A near midair collision on Monday at Chicago O’Hare International Airport that involved an American Eagle Embraer ERJ 145 regional jet and a Part 91-operated Bombardier Learjet 60 is under investigation by the NTSB. At 12:47 p.m. local time, the regional jet was departing Runway 32L and the Learjet–N252RP, owned and operated by Electrolux Home Products–was landing on Runway 9R.
American Eagle Airlines
American Eagle has begun cutting capacity among its Saab 340 and ATR turboprop fleets to comply with a clause in the American Airlines pilot contract that requires the company to freeze its regional subsidiary’s ASMs. The reductions in turboprop capacity come as the airline introduces its new fleet of 70-seat Bombardier CRJ700s, the first of which entered service January 31 on routes between Dallas and Oklahoma City and Houston.
Some $10.1 million in direct government aid allowed Midway Airlines to reopen for business December 19, but its days as a regional/national hybrid operating Bombardier CRJs alongside its mainline jets appear to be over.
As Chautauqua Airlines took delivery of its first four 44-seat Embraer ERJ-140s on December 1, the Air Line Pilots Association prepared to intensify efforts to bar the Indianapolis-based airline–or any carrier other than American Eagle–from providing feed for American Airlines under the American Connection marketing identity.
American Eagle last month announced plans to launch regional jet service from Los Angeles International Airport (LAX) beginning next month, with service to Albuquerque, N.M., Phoenix and Oakland, Calif. A long-time turboprop operator at LAX, American Eagle plans to provide the service with new 44-seat Embraer ERJ-140s.
The NTSB has confirmed talk that the Board is “about to release” a report modifying some of its findings in the October 1994 crash of an American Eagle ATR 72 near Roselawn, Ind.
American Airlines has responded to a contractual limit on ASM growth at its regional affiliates with a plan to strip the AA* code from certain St. Louis-based flights operated by American Connection partners Chautauqua, Trans States and Corporate Airlines. American claims the move will give it another six to nine months to decide the fate of its San Juan, Puerto Rico-based Executive Airlines subsidiary.
The FAA has proposed levying a $1 million fine against American Eagle for failing to comply with the company’s oil-consumption monitoring program.

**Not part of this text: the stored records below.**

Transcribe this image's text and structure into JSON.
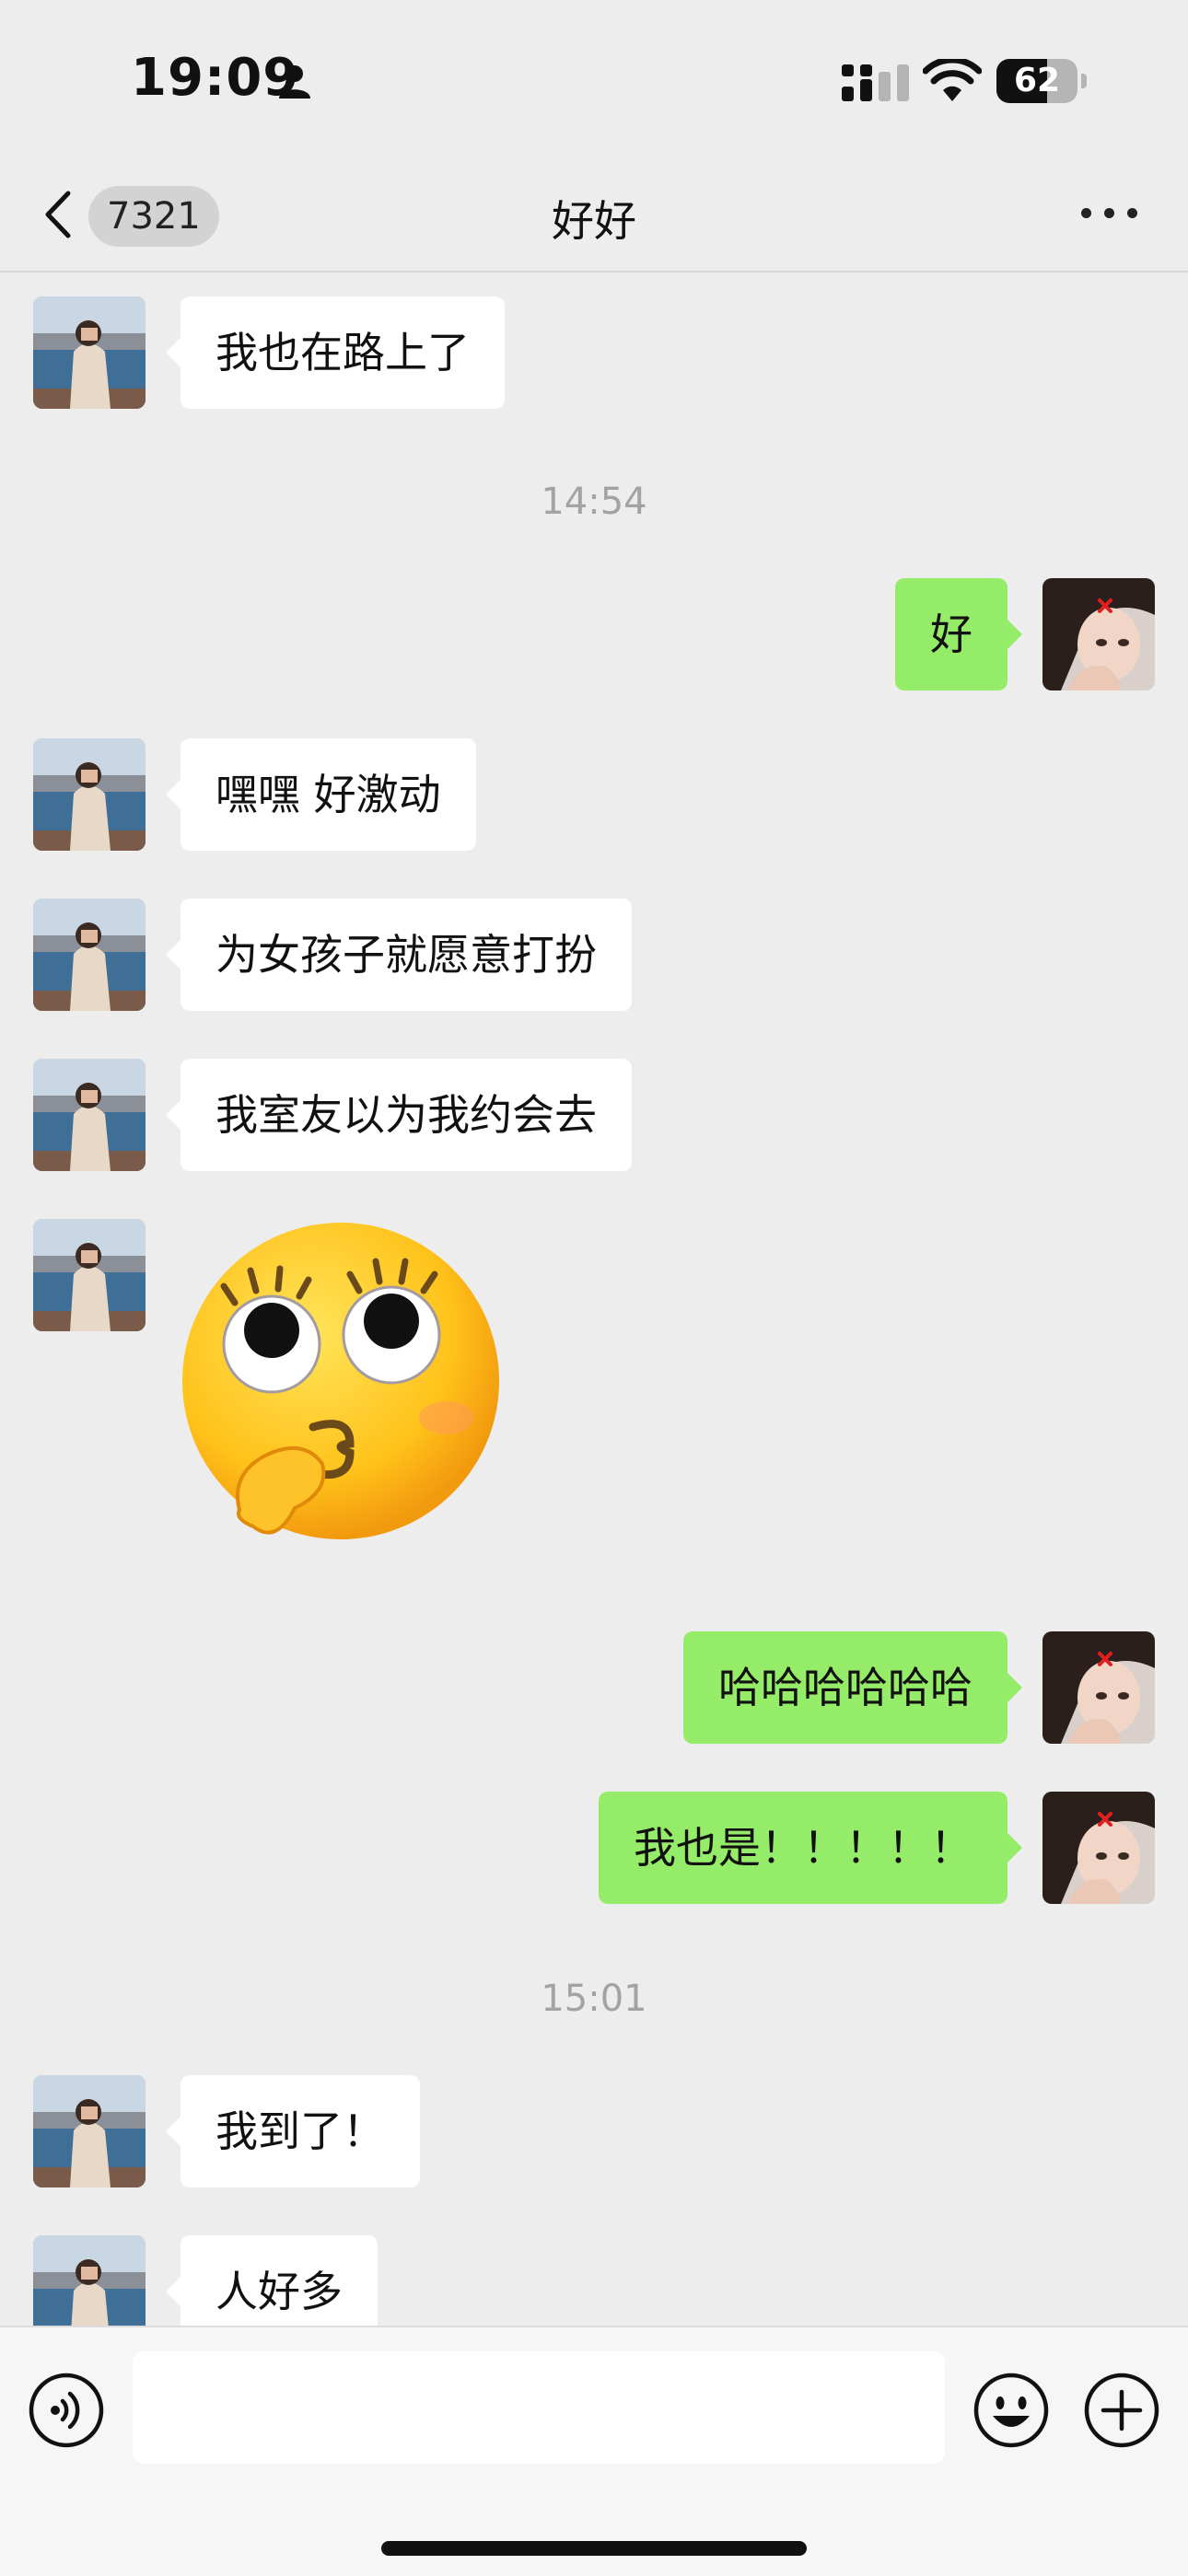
{
  "status_bar": {
    "time": "19:09",
    "battery": "62",
    "battery_level": 0.62
  },
  "nav": {
    "back_count": "7321",
    "title": "好好"
  },
  "messages": {
    "m1": "我也在路上了",
    "ts1": "14:54",
    "m2": "好",
    "m3": "嘿嘿 好激动",
    "m4": "为女孩子就愿意打扮",
    "m5": "我室友以为我约会去",
    "m6": "哈哈哈哈哈哈",
    "m7": "我也是！！！！！",
    "ts2": "15:01",
    "m8": "我到了！",
    "m9": "人好多"
  },
  "input": {
    "value": ""
  },
  "icons": {
    "back": "chevron-left-icon",
    "more": "more-dots-icon",
    "voice": "voice-icon",
    "emoji": "emoji-icon",
    "plus": "plus-icon",
    "sticker": "thinking-face-emoji-sticker"
  },
  "colors": {
    "background": "#ededed",
    "sent_bubble": "#95ec69",
    "received_bubble": "#ffffff",
    "timestamp": "#a3a3a3"
  }
}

The offenses involved nine Saab 340Bs, whose oil levels the airline failed to properly check daily between May 1 and Aug. 24, 1998. During that period, Eagle pilots aborted 11 takeoffs due to low engine oil pressure.
AMR’s long-anticipated plan to shed its San Juan, Puerto Rico-based Executive Airlines division appeared all but secured after American Eagle signed a letter of intent last month to sell the airline to Puerto Rican hotelier and founder of Executive Air Charter Joaquin Bolivar.
Over the years American Eagle COO Bob Reding has come to appreciate the virtues of order, simplicity and balance–whether they apply to flying the line or in directing flight operations and maintenance for the world’s largest regional airline.